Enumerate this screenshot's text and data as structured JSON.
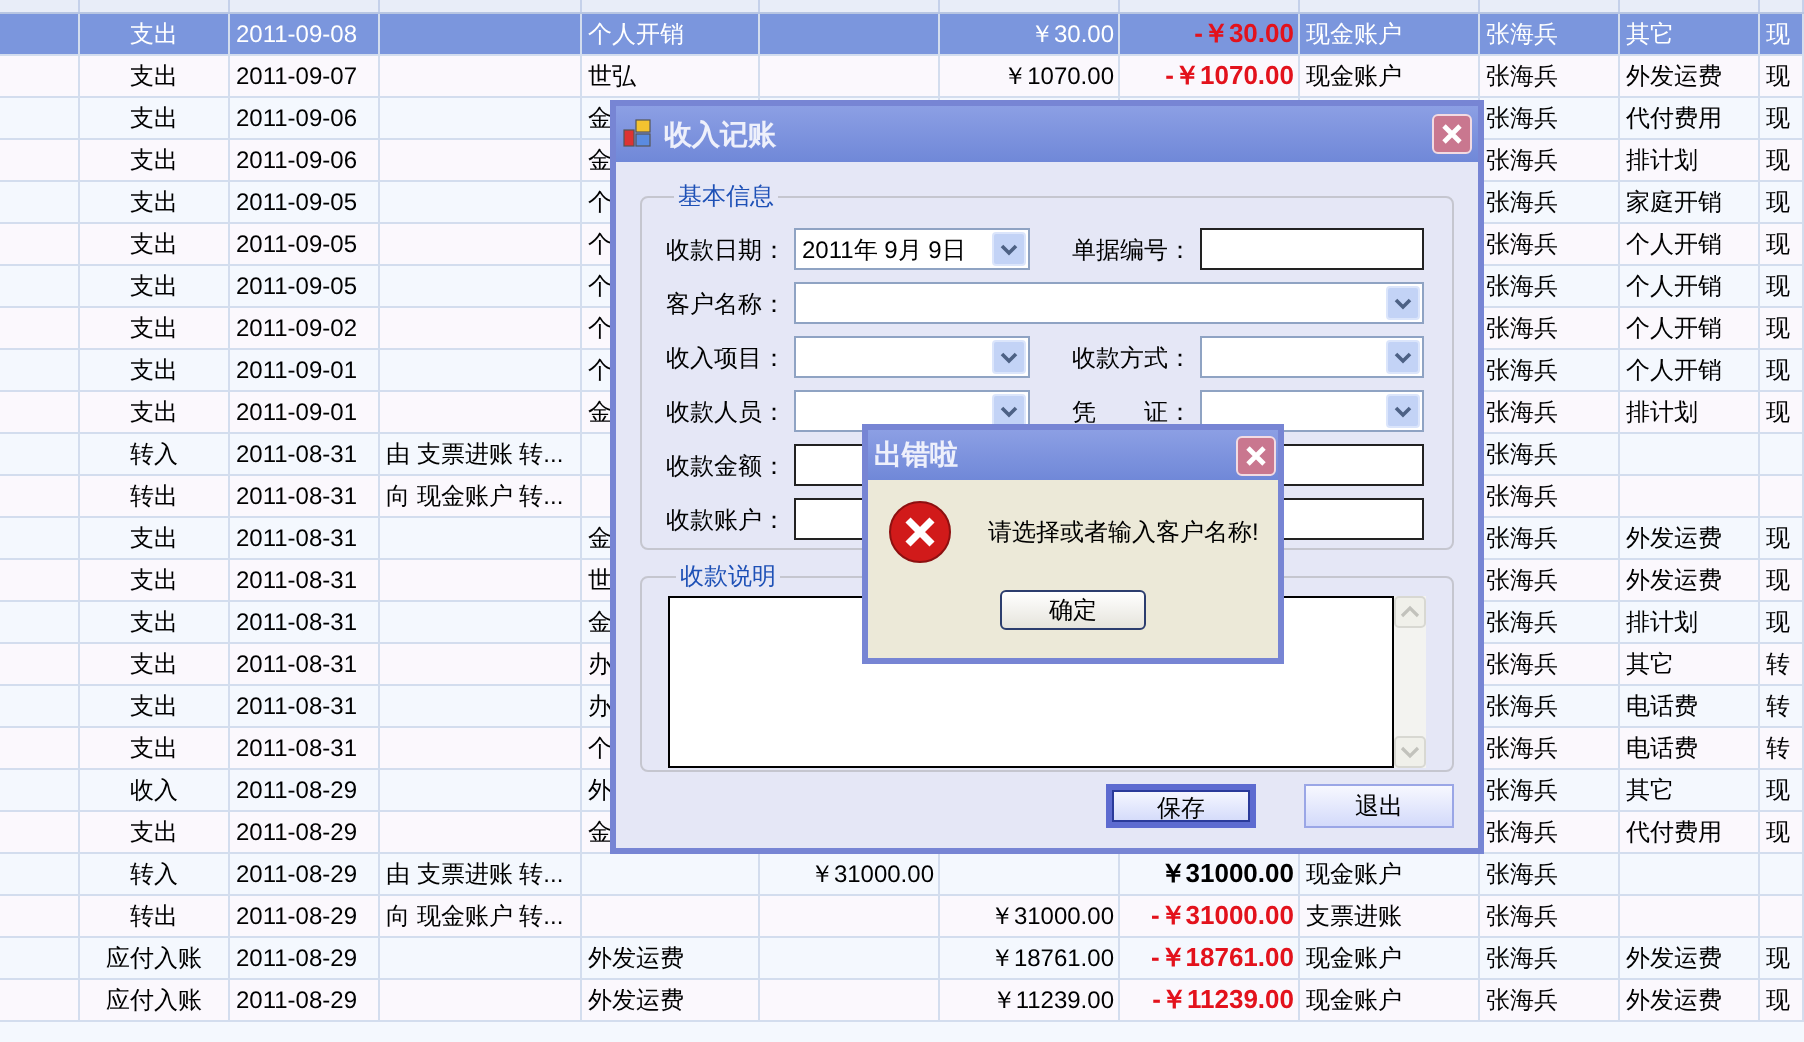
{
  "table": {
    "rows": [
      {
        "selected": true,
        "type": "支出",
        "date": "2011-09-08",
        "customer": "个人开销",
        "expense": "￥30.00",
        "total": {
          "text": "-￥30.00",
          "negative": true
        },
        "account": "现金账户",
        "handler": "张海兵",
        "subject": "其它",
        "column_12": "现"
      },
      {
        "selected": false,
        "type": "支出",
        "date": "2011-09-07",
        "customer": "世弘",
        "expense": "￥1070.00",
        "total": {
          "text": "-￥1070.00",
          "negative": true
        },
        "account": "现金账户",
        "handler": "张海兵",
        "subject": "外发运费",
        "column_12": "现"
      },
      {
        "selected": false,
        "type": "支出",
        "date": "2011-09-06",
        "customer": "金",
        "handler": "张海兵",
        "subject": "代付费用",
        "column_12": "现"
      },
      {
        "selected": false,
        "type": "支出",
        "date": "2011-09-06",
        "customer": "金",
        "handler": "张海兵",
        "subject": "排计划",
        "column_12": "现"
      },
      {
        "selected": false,
        "type": "支出",
        "date": "2011-09-05",
        "customer": "个",
        "handler": "张海兵",
        "subject": "家庭开销",
        "column_12": "现"
      },
      {
        "selected": false,
        "type": "支出",
        "date": "2011-09-05",
        "customer": "个",
        "handler": "张海兵",
        "subject": "个人开销",
        "column_12": "现"
      },
      {
        "selected": false,
        "type": "支出",
        "date": "2011-09-05",
        "customer": "个",
        "handler": "张海兵",
        "subject": "个人开销",
        "column_12": "现"
      },
      {
        "selected": false,
        "type": "支出",
        "date": "2011-09-02",
        "customer": "个",
        "handler": "张海兵",
        "subject": "个人开销",
        "column_12": "现"
      },
      {
        "selected": false,
        "type": "支出",
        "date": "2011-09-01",
        "customer": "个",
        "handler": "张海兵",
        "subject": "个人开销",
        "column_12": "现"
      },
      {
        "selected": false,
        "type": "支出",
        "date": "2011-09-01",
        "customer": "金",
        "handler": "张海兵",
        "subject": "排计划",
        "column_12": "现"
      },
      {
        "selected": false,
        "type": "转入",
        "date": "2011-08-31",
        "summary": "由 支票进账 转...",
        "handler": "张海兵"
      },
      {
        "selected": false,
        "type": "转出",
        "date": "2011-08-31",
        "summary": "向 现金账户 转...",
        "handler": "张海兵"
      },
      {
        "selected": false,
        "type": "支出",
        "date": "2011-08-31",
        "customer": "金",
        "handler": "张海兵",
        "subject": "外发运费",
        "column_12": "现"
      },
      {
        "selected": false,
        "type": "支出",
        "date": "2011-08-31",
        "customer": "世",
        "handler": "张海兵",
        "subject": "外发运费",
        "column_12": "现"
      },
      {
        "selected": false,
        "type": "支出",
        "date": "2011-08-31",
        "customer": "金",
        "handler": "张海兵",
        "subject": "排计划",
        "column_12": "现"
      },
      {
        "selected": false,
        "type": "支出",
        "date": "2011-08-31",
        "customer": "办",
        "handler": "张海兵",
        "subject": "其它",
        "column_12": "转"
      },
      {
        "selected": false,
        "type": "支出",
        "date": "2011-08-31",
        "customer": "办",
        "handler": "张海兵",
        "subject": "电话费",
        "column_12": "转"
      },
      {
        "selected": false,
        "type": "支出",
        "date": "2011-08-31",
        "customer": "个",
        "handler": "张海兵",
        "subject": "电话费",
        "column_12": "转"
      },
      {
        "selected": false,
        "type": "收入",
        "date": "2011-08-29",
        "customer": "外",
        "handler": "张海兵",
        "subject": "其它",
        "column_12": "现"
      },
      {
        "selected": false,
        "type": "支出",
        "date": "2011-08-29",
        "customer": "金",
        "handler": "张海兵",
        "subject": "代付费用",
        "column_12": "现"
      },
      {
        "selected": false,
        "type": "转入",
        "date": "2011-08-29",
        "summary": "由 支票进账 转...",
        "income": "￥31000.00",
        "total": {
          "text": "￥31000.00",
          "negative": false
        },
        "account": "现金账户",
        "handler": "张海兵"
      },
      {
        "selected": false,
        "type": "转出",
        "date": "2011-08-29",
        "summary": "向 现金账户 转...",
        "expense": "￥31000.00",
        "total": {
          "text": "-￥31000.00",
          "negative": true
        },
        "account": "支票进账",
        "handler": "张海兵"
      },
      {
        "selected": false,
        "type": "应付入账",
        "date": "2011-08-29",
        "customer": "外发运费",
        "expense": "￥18761.00",
        "total": {
          "text": "-￥18761.00",
          "negative": true
        },
        "account": "现金账户",
        "handler": "张海兵",
        "subject": "外发运费",
        "column_12": "现"
      },
      {
        "selected": false,
        "type": "应付入账",
        "date": "2011-08-29",
        "customer": "外发运费",
        "expense": "￥11239.00",
        "total": {
          "text": "-￥11239.00",
          "negative": true
        },
        "account": "现金账户",
        "handler": "张海兵",
        "subject": "外发运费",
        "column_12": "现"
      }
    ]
  },
  "income_dialog": {
    "title": "收入记账",
    "basic_group": {
      "title": "基本信息",
      "rows": [
        [
          {
            "label": "收款日期：",
            "kind": "date",
            "value": "2011年 9月 9日"
          },
          {
            "label": "单据编号：",
            "kind": "text"
          }
        ],
        [
          {
            "label": "客户名称：",
            "kind": "combo",
            "wide": true
          }
        ],
        [
          {
            "label": "收入项目：",
            "kind": "combo"
          },
          {
            "label": "收款方式：",
            "kind": "combo"
          }
        ],
        [
          {
            "label": "收款人员：",
            "kind": "combo"
          },
          {
            "label": "凭　　证：",
            "kind": "combo"
          }
        ],
        [
          {
            "label": "收款金额：",
            "kind": "text"
          },
          {
            "kind": "text"
          }
        ],
        [
          {
            "label": "收款账户：",
            "kind": "text"
          },
          {
            "kind": "text"
          }
        ]
      ]
    },
    "remarks_group": {
      "title": "收款说明"
    },
    "buttons": [
      {
        "label": "保存",
        "focused": true
      },
      {
        "label": "退出",
        "focused": false
      }
    ]
  },
  "error_dialog": {
    "title": "出错啦",
    "message": "请选择或者输入客户名称!",
    "button": "确定"
  }
}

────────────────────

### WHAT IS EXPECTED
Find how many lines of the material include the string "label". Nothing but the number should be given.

### SOLVED EXERCISE
11